A government agency insists it won’t abandon logging plans despite protests in Cherryville.
Road construction contractors backed off initiating work Thursday after they were met by about 55 people opposed to the project on Cherry Ridge.
“Flat-out no,” said Colin Johnston, B.C. Timber Sales woodlands supervisor, when asked if the agency may completely scrap logging because of the protesters who claim logging could cause landslides.
“It’s not in the interest of BCTS to do that.”
However, the prospect of further public demonstrations has BCTS reviewing its next steps.
“It will take us a few days to review the options and decide where to go. There are lots of options to consider,” said Johnston.
One possibility is possibly sitting down with Cherryville residents to find some middle ground on the issue.
“If we can see a pathway that makes sense and meets both sides’ objectives, we’d be willing to go there. Communication is the best option,” said Johnston.
However, residents have accused BCTS of not consulting with them fully and proceeding with the road although the Regional District of North Okanagan is looking at proceeding with a risk assessment of the slope.
“We want to get a hold of (MLA) Eric Foster and if he’s heard from the forests minister yet.
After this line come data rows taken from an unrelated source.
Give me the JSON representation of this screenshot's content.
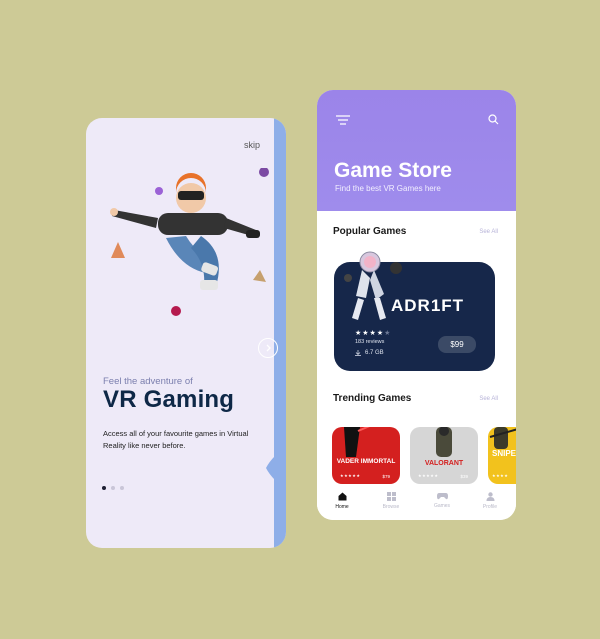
{
  "onboarding": {
    "skip_label": "skip",
    "tagline": "Feel the adventure of",
    "headline": "VR Gaming",
    "description": "Access all of your favourite games in Virtual Reality like never before.",
    "pagination": {
      "total": 3,
      "active": 0
    }
  },
  "store": {
    "title": "Game Store",
    "subtitle": "Find the best VR Games here",
    "popular": {
      "heading": "Popular Games",
      "see_all": "See All",
      "featured": {
        "name": "ADR1FT",
        "rating": 4,
        "rating_max": 5,
        "reviews": "183 reviews",
        "size": "6.7 GB",
        "price": "$99"
      }
    },
    "trending": {
      "heading": "Trending Games",
      "see_all": "See All",
      "games": [
        {
          "name": "VADER IMMORTAL",
          "price": "$79",
          "color": "#d4201f"
        },
        {
          "name": "VALORANT",
          "price": "$39",
          "color": "#d6d6d6"
        },
        {
          "name": "SNIPE",
          "price": "",
          "color": "#f2c21d"
        }
      ]
    },
    "nav": [
      {
        "label": "Home",
        "icon": "home-icon",
        "active": true
      },
      {
        "label": "Browse",
        "icon": "grid-icon",
        "active": false
      },
      {
        "label": "Games",
        "icon": "gamepad-icon",
        "active": false
      },
      {
        "label": "Profile",
        "icon": "profile-icon",
        "active": false
      }
    ]
  },
  "colors": {
    "background": "#cdca96",
    "store_header": "#9b84e9",
    "onboarding_bg": "#eeeaf8",
    "onboarding_accent": "#8eaee8",
    "headline": "#0e2847",
    "feature_card": "#16274a"
  }
}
I hope they hold off on the road until we do the study,” said Eugene Foisy, RDNO director for Cherryville.
“There’s no point spending tax money on a study if they’re going ahead with it (road) any how.”
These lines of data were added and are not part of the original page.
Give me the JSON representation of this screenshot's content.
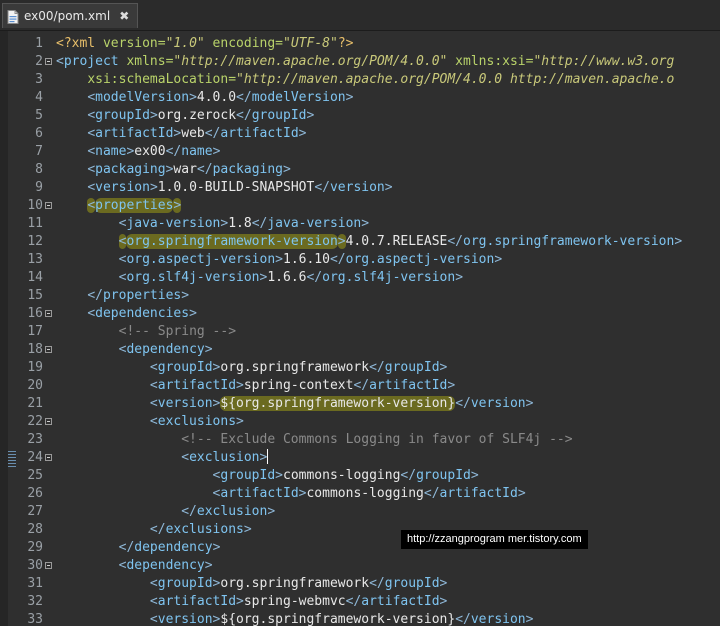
{
  "tab": {
    "title": "ex00/pom.xml",
    "close": "✖"
  },
  "watermark": "http://zzangprogram mer.tistory.com",
  "lines": [
    {
      "n": "1",
      "fold": false,
      "marker": false,
      "segs": [
        [
          "pi",
          "<?xml "
        ],
        [
          "attr",
          "version="
        ],
        [
          "val",
          "\"1.0\""
        ],
        [
          "attr",
          " encoding="
        ],
        [
          "val",
          "\"UTF-8\""
        ],
        [
          "pi",
          "?>"
        ]
      ]
    },
    {
      "n": "2",
      "fold": true,
      "marker": false,
      "segs": [
        [
          "punct",
          "<"
        ],
        [
          "tag",
          "project"
        ],
        [
          "attr",
          " xmlns="
        ],
        [
          "val",
          "\"http://maven.apache.org/POM/4.0.0\""
        ],
        [
          "attr",
          " xmlns:xsi="
        ],
        [
          "val",
          "\"http://www.w3.org"
        ]
      ]
    },
    {
      "n": "3",
      "fold": false,
      "marker": false,
      "segs": [
        [
          "text",
          "    "
        ],
        [
          "attr",
          "xsi:schemaLocation="
        ],
        [
          "val",
          "\"http://maven.apache.org/POM/4.0.0 http://maven.apache.o"
        ]
      ]
    },
    {
      "n": "4",
      "fold": false,
      "marker": false,
      "segs": [
        [
          "text",
          "    "
        ],
        [
          "punct",
          "<"
        ],
        [
          "tag",
          "modelVersion"
        ],
        [
          "punct",
          ">"
        ],
        [
          "text",
          "4.0.0"
        ],
        [
          "punct",
          "</"
        ],
        [
          "tag",
          "modelVersion"
        ],
        [
          "punct",
          ">"
        ]
      ]
    },
    {
      "n": "5",
      "fold": false,
      "marker": false,
      "segs": [
        [
          "text",
          "    "
        ],
        [
          "punct",
          "<"
        ],
        [
          "tag",
          "groupId"
        ],
        [
          "punct",
          ">"
        ],
        [
          "text",
          "org.zerock"
        ],
        [
          "punct",
          "</"
        ],
        [
          "tag",
          "groupId"
        ],
        [
          "punct",
          ">"
        ]
      ]
    },
    {
      "n": "6",
      "fold": false,
      "marker": false,
      "segs": [
        [
          "text",
          "    "
        ],
        [
          "punct",
          "<"
        ],
        [
          "tag",
          "artifactId"
        ],
        [
          "punct",
          ">"
        ],
        [
          "text",
          "web"
        ],
        [
          "punct",
          "</"
        ],
        [
          "tag",
          "artifactId"
        ],
        [
          "punct",
          ">"
        ]
      ]
    },
    {
      "n": "7",
      "fold": false,
      "marker": false,
      "segs": [
        [
          "text",
          "    "
        ],
        [
          "punct",
          "<"
        ],
        [
          "tag",
          "name"
        ],
        [
          "punct",
          ">"
        ],
        [
          "text",
          "ex00"
        ],
        [
          "punct",
          "</"
        ],
        [
          "tag",
          "name"
        ],
        [
          "punct",
          ">"
        ]
      ]
    },
    {
      "n": "8",
      "fold": false,
      "marker": false,
      "segs": [
        [
          "text",
          "    "
        ],
        [
          "punct",
          "<"
        ],
        [
          "tag",
          "packaging"
        ],
        [
          "punct",
          ">"
        ],
        [
          "text",
          "war"
        ],
        [
          "punct",
          "</"
        ],
        [
          "tag",
          "packaging"
        ],
        [
          "punct",
          ">"
        ]
      ]
    },
    {
      "n": "9",
      "fold": false,
      "marker": false,
      "segs": [
        [
          "text",
          "    "
        ],
        [
          "punct",
          "<"
        ],
        [
          "tag",
          "version"
        ],
        [
          "punct",
          ">"
        ],
        [
          "text",
          "1.0.0-BUILD-SNAPSHOT"
        ],
        [
          "punct",
          "</"
        ],
        [
          "tag",
          "version"
        ],
        [
          "punct",
          ">"
        ]
      ]
    },
    {
      "n": "10",
      "fold": true,
      "marker": false,
      "segs": [
        [
          "text",
          "    "
        ],
        [
          "punct hl",
          "<"
        ],
        [
          "tag hl",
          "properties"
        ],
        [
          "punct hl",
          ">"
        ]
      ]
    },
    {
      "n": "11",
      "fold": false,
      "marker": false,
      "segs": [
        [
          "text",
          "        "
        ],
        [
          "punct",
          "<"
        ],
        [
          "tag",
          "java-version"
        ],
        [
          "punct",
          ">"
        ],
        [
          "text",
          "1.8"
        ],
        [
          "punct",
          "</"
        ],
        [
          "tag",
          "java-version"
        ],
        [
          "punct",
          ">"
        ]
      ]
    },
    {
      "n": "12",
      "fold": false,
      "marker": false,
      "segs": [
        [
          "text",
          "        "
        ],
        [
          "punct hl",
          "<"
        ],
        [
          "tag hl",
          "org.springframework-version"
        ],
        [
          "punct hl",
          ">"
        ],
        [
          "text",
          "4.0.7.RELEASE"
        ],
        [
          "punct",
          "</"
        ],
        [
          "tag",
          "org.springframework-version"
        ],
        [
          "punct",
          ">"
        ]
      ]
    },
    {
      "n": "13",
      "fold": false,
      "marker": false,
      "segs": [
        [
          "text",
          "        "
        ],
        [
          "punct",
          "<"
        ],
        [
          "tag",
          "org.aspectj-version"
        ],
        [
          "punct",
          ">"
        ],
        [
          "text",
          "1.6.10"
        ],
        [
          "punct",
          "</"
        ],
        [
          "tag",
          "org.aspectj-version"
        ],
        [
          "punct",
          ">"
        ]
      ]
    },
    {
      "n": "14",
      "fold": false,
      "marker": false,
      "segs": [
        [
          "text",
          "        "
        ],
        [
          "punct",
          "<"
        ],
        [
          "tag",
          "org.slf4j-version"
        ],
        [
          "punct",
          ">"
        ],
        [
          "text",
          "1.6.6"
        ],
        [
          "punct",
          "</"
        ],
        [
          "tag",
          "org.slf4j-version"
        ],
        [
          "punct",
          ">"
        ]
      ]
    },
    {
      "n": "15",
      "fold": false,
      "marker": false,
      "segs": [
        [
          "text",
          "    "
        ],
        [
          "punct",
          "</"
        ],
        [
          "tag",
          "properties"
        ],
        [
          "punct",
          ">"
        ]
      ]
    },
    {
      "n": "16",
      "fold": true,
      "marker": false,
      "segs": [
        [
          "text",
          "    "
        ],
        [
          "punct",
          "<"
        ],
        [
          "tag",
          "dependencies"
        ],
        [
          "punct",
          ">"
        ]
      ]
    },
    {
      "n": "17",
      "fold": false,
      "marker": false,
      "segs": [
        [
          "text",
          "        "
        ],
        [
          "comment",
          "<!-- Spring -->"
        ]
      ]
    },
    {
      "n": "18",
      "fold": true,
      "marker": false,
      "segs": [
        [
          "text",
          "        "
        ],
        [
          "punct",
          "<"
        ],
        [
          "tag",
          "dependency"
        ],
        [
          "punct",
          ">"
        ]
      ]
    },
    {
      "n": "19",
      "fold": false,
      "marker": false,
      "segs": [
        [
          "text",
          "            "
        ],
        [
          "punct",
          "<"
        ],
        [
          "tag",
          "groupId"
        ],
        [
          "punct",
          ">"
        ],
        [
          "text",
          "org.springframework"
        ],
        [
          "punct",
          "</"
        ],
        [
          "tag",
          "groupId"
        ],
        [
          "punct",
          ">"
        ]
      ]
    },
    {
      "n": "20",
      "fold": false,
      "marker": false,
      "segs": [
        [
          "text",
          "            "
        ],
        [
          "punct",
          "<"
        ],
        [
          "tag",
          "artifactId"
        ],
        [
          "punct",
          ">"
        ],
        [
          "text",
          "spring-context"
        ],
        [
          "punct",
          "</"
        ],
        [
          "tag",
          "artifactId"
        ],
        [
          "punct",
          ">"
        ]
      ]
    },
    {
      "n": "21",
      "fold": false,
      "marker": false,
      "segs": [
        [
          "text",
          "            "
        ],
        [
          "punct",
          "<"
        ],
        [
          "tag",
          "version"
        ],
        [
          "punct",
          ">"
        ],
        [
          "text hl",
          "${org.springframework-version}"
        ],
        [
          "punct",
          "</"
        ],
        [
          "tag",
          "version"
        ],
        [
          "punct",
          ">"
        ]
      ]
    },
    {
      "n": "22",
      "fold": true,
      "marker": false,
      "segs": [
        [
          "text",
          "            "
        ],
        [
          "punct",
          "<"
        ],
        [
          "tag",
          "exclusions"
        ],
        [
          "punct",
          ">"
        ]
      ]
    },
    {
      "n": "23",
      "fold": false,
      "marker": false,
      "segs": [
        [
          "text",
          "                "
        ],
        [
          "comment",
          "<!-- Exclude Commons Logging in favor of SLF4j -->"
        ]
      ]
    },
    {
      "n": "24",
      "fold": true,
      "marker": true,
      "cursor": true,
      "segs": [
        [
          "text",
          "                "
        ],
        [
          "punct",
          "<"
        ],
        [
          "tag",
          "exclusion"
        ],
        [
          "punct",
          ">"
        ]
      ]
    },
    {
      "n": "25",
      "fold": false,
      "marker": false,
      "segs": [
        [
          "text",
          "                    "
        ],
        [
          "punct",
          "<"
        ],
        [
          "tag",
          "groupId"
        ],
        [
          "punct",
          ">"
        ],
        [
          "text",
          "commons-logging"
        ],
        [
          "punct",
          "</"
        ],
        [
          "tag",
          "groupId"
        ],
        [
          "punct",
          ">"
        ]
      ]
    },
    {
      "n": "26",
      "fold": false,
      "marker": false,
      "segs": [
        [
          "text",
          "                    "
        ],
        [
          "punct",
          "<"
        ],
        [
          "tag",
          "artifactId"
        ],
        [
          "punct",
          ">"
        ],
        [
          "text",
          "commons-logging"
        ],
        [
          "punct",
          "</"
        ],
        [
          "tag",
          "artifactId"
        ],
        [
          "punct",
          ">"
        ]
      ]
    },
    {
      "n": "27",
      "fold": false,
      "marker": false,
      "segs": [
        [
          "text",
          "                "
        ],
        [
          "punct",
          "</"
        ],
        [
          "tag",
          "exclusion"
        ],
        [
          "punct",
          ">"
        ]
      ]
    },
    {
      "n": "28",
      "fold": false,
      "marker": false,
      "segs": [
        [
          "text",
          "            "
        ],
        [
          "punct",
          "</"
        ],
        [
          "tag",
          "exclusions"
        ],
        [
          "punct",
          ">"
        ]
      ]
    },
    {
      "n": "29",
      "fold": false,
      "marker": false,
      "segs": [
        [
          "text",
          "        "
        ],
        [
          "punct",
          "</"
        ],
        [
          "tag",
          "dependency"
        ],
        [
          "punct",
          ">"
        ]
      ]
    },
    {
      "n": "30",
      "fold": true,
      "marker": false,
      "segs": [
        [
          "text",
          "        "
        ],
        [
          "punct",
          "<"
        ],
        [
          "tag",
          "dependency"
        ],
        [
          "punct",
          ">"
        ]
      ]
    },
    {
      "n": "31",
      "fold": false,
      "marker": false,
      "segs": [
        [
          "text",
          "            "
        ],
        [
          "punct",
          "<"
        ],
        [
          "tag",
          "groupId"
        ],
        [
          "punct",
          ">"
        ],
        [
          "text",
          "org.springframework"
        ],
        [
          "punct",
          "</"
        ],
        [
          "tag",
          "groupId"
        ],
        [
          "punct",
          ">"
        ]
      ]
    },
    {
      "n": "32",
      "fold": false,
      "marker": false,
      "segs": [
        [
          "text",
          "            "
        ],
        [
          "punct",
          "<"
        ],
        [
          "tag",
          "artifactId"
        ],
        [
          "punct",
          ">"
        ],
        [
          "text",
          "spring-webmvc"
        ],
        [
          "punct",
          "</"
        ],
        [
          "tag",
          "artifactId"
        ],
        [
          "punct",
          ">"
        ]
      ]
    },
    {
      "n": "33",
      "fold": false,
      "marker": false,
      "segs": [
        [
          "text",
          "            "
        ],
        [
          "punct",
          "<"
        ],
        [
          "tag",
          "version"
        ],
        [
          "punct",
          ">"
        ],
        [
          "text",
          "${org.springframework-version}"
        ],
        [
          "punct",
          "</"
        ],
        [
          "tag",
          "version"
        ],
        [
          "punct",
          ">"
        ]
      ]
    }
  ]
}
BCTS has stated that there has been dialogue with the community and Cherry Ridge has long been identified as a working forest.